S&P Global Ratings said Tuesday that its “base-case projection” was the coronavirus crisis will stabilize by April, with the agency’s worst case being the virus stops spreading by late May.
Consumer demand may take even more time to pick up steam again. And for Canada specifically, the country’s trade ties with China were already strained after the arrest of a Huawei Technologies Co. Ltd. executive in 2018.
“This is going to affect that further, obviously,” Antunes said.
Judging from market moves the Canadian economy could also be affected by a drop-off in energy demand stemming from the coronavirus. Over the past month, the benchmark for West Texas Intermediate oil has fallen to around US$50 a barrel from US$65.

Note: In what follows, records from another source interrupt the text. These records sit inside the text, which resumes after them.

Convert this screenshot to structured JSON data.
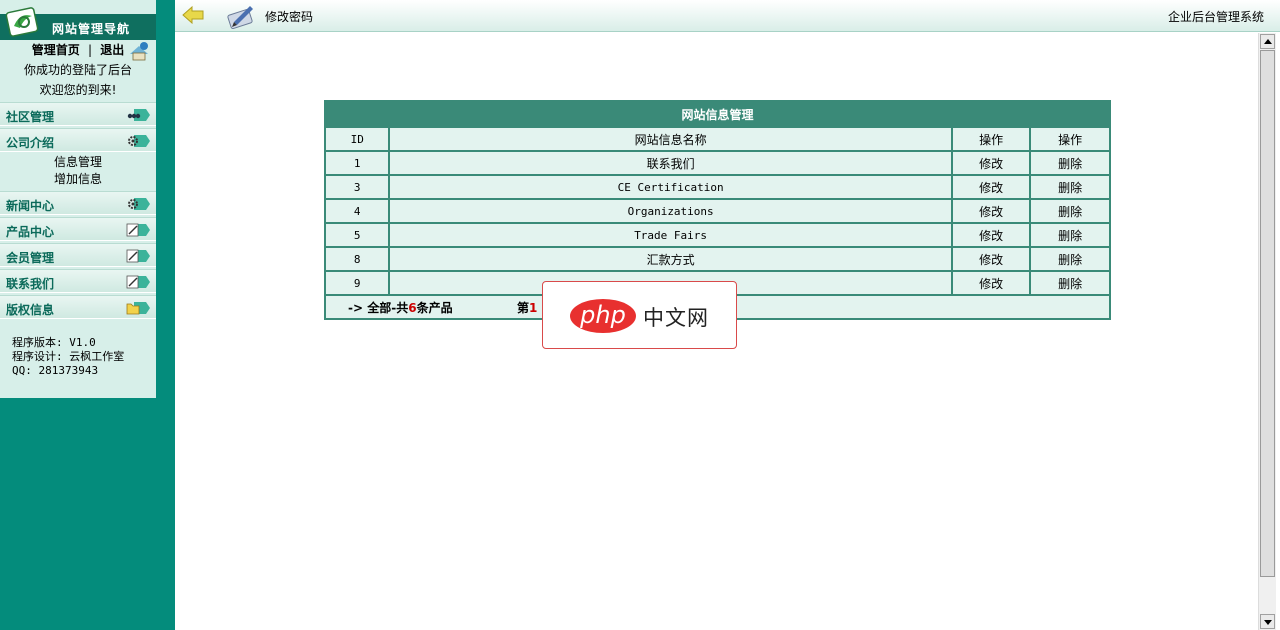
{
  "sidebar": {
    "title": "网站管理导航",
    "home_link": "管理首页",
    "separator": "|",
    "logout_link": "退出",
    "welcome_line1": "你成功的登陆了后台",
    "welcome_line2": "欢迎您的到来!",
    "menu": [
      {
        "label": "社区管理",
        "icon": "community-icon"
      },
      {
        "label": "公司介绍",
        "icon": "gear-icon"
      },
      {
        "label": "新闻中心",
        "icon": "gear-icon"
      },
      {
        "label": "产品中心",
        "icon": "edit-icon"
      },
      {
        "label": "会员管理",
        "icon": "edit-icon"
      },
      {
        "label": "联系我们",
        "icon": "edit-icon"
      },
      {
        "label": "版权信息",
        "icon": "folder-icon"
      }
    ],
    "company_sub": [
      "信息管理",
      "增加信息"
    ],
    "footer": {
      "version": "程序版本: V1.0",
      "designer": "程序设计: 云枫工作室",
      "qq": "QQ: 281373943"
    }
  },
  "topbar": {
    "change_password": "修改密码",
    "system_title": "企业后台管理系统"
  },
  "table": {
    "caption": "网站信息管理",
    "headers": [
      "ID",
      "网站信息名称",
      "操作",
      "操作"
    ],
    "rows": [
      {
        "id": "1",
        "name": "联系我们",
        "edit": "修改",
        "delete": "删除"
      },
      {
        "id": "3",
        "name": "CE Certification",
        "edit": "修改",
        "delete": "删除"
      },
      {
        "id": "4",
        "name": "Organizations",
        "edit": "修改",
        "delete": "删除"
      },
      {
        "id": "5",
        "name": "Trade Fairs",
        "edit": "修改",
        "delete": "删除"
      },
      {
        "id": "8",
        "name": "汇款方式",
        "edit": "修改",
        "delete": "删除"
      },
      {
        "id": "9",
        "name": "",
        "edit": "修改",
        "delete": "删除"
      }
    ],
    "footer": {
      "prefix": "-> 全部-共",
      "count": "6",
      "suffix": "条产品",
      "page_prefix": "第",
      "page_num": "1"
    }
  },
  "watermark": {
    "logo_text": "php",
    "site_text": "中文网"
  },
  "colors": {
    "sidebar_bg": "#048c7c",
    "nav_bg": "#d7efe9",
    "table_header": "#3a8a78",
    "highlight": "#cc0000"
  }
}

“While that drop is expected to be temporary, it will presumably reduce revenue for the Canadian oil and gas sector in the near term,” RBC’s Jan. 31 report stated.
News of coronavirus-related moves by companies is already beginning to trickle out, such as fashion company Ralph Lauren Corp. disclosing Tuesday it had shuttered around half of its 110 stores in China because of the outbreak.
The tourism sector is likely to be affected as long as the virus is looming as well, with a number of airlines, Air Canada included, having already suspended flights to China. On Tuesday, Royal Caribbean Cruises Ltd. said it had cancelled eight cruises out of China due to the outbreak, while the government of gambling metropolis Macau said it decided to suspend casino operations for two weeks.
“The outbreak has the potential to cause severe economic and market dislocation,” Shearing wrote. “But the scale of the impact will ultimately be determined by how the virus spreads and evolves, which is almost impossible to predict, as well as how governments respond. If the epidemiologists are unsure how events will play out, then you should be sceptical of any economist that claims to know better.”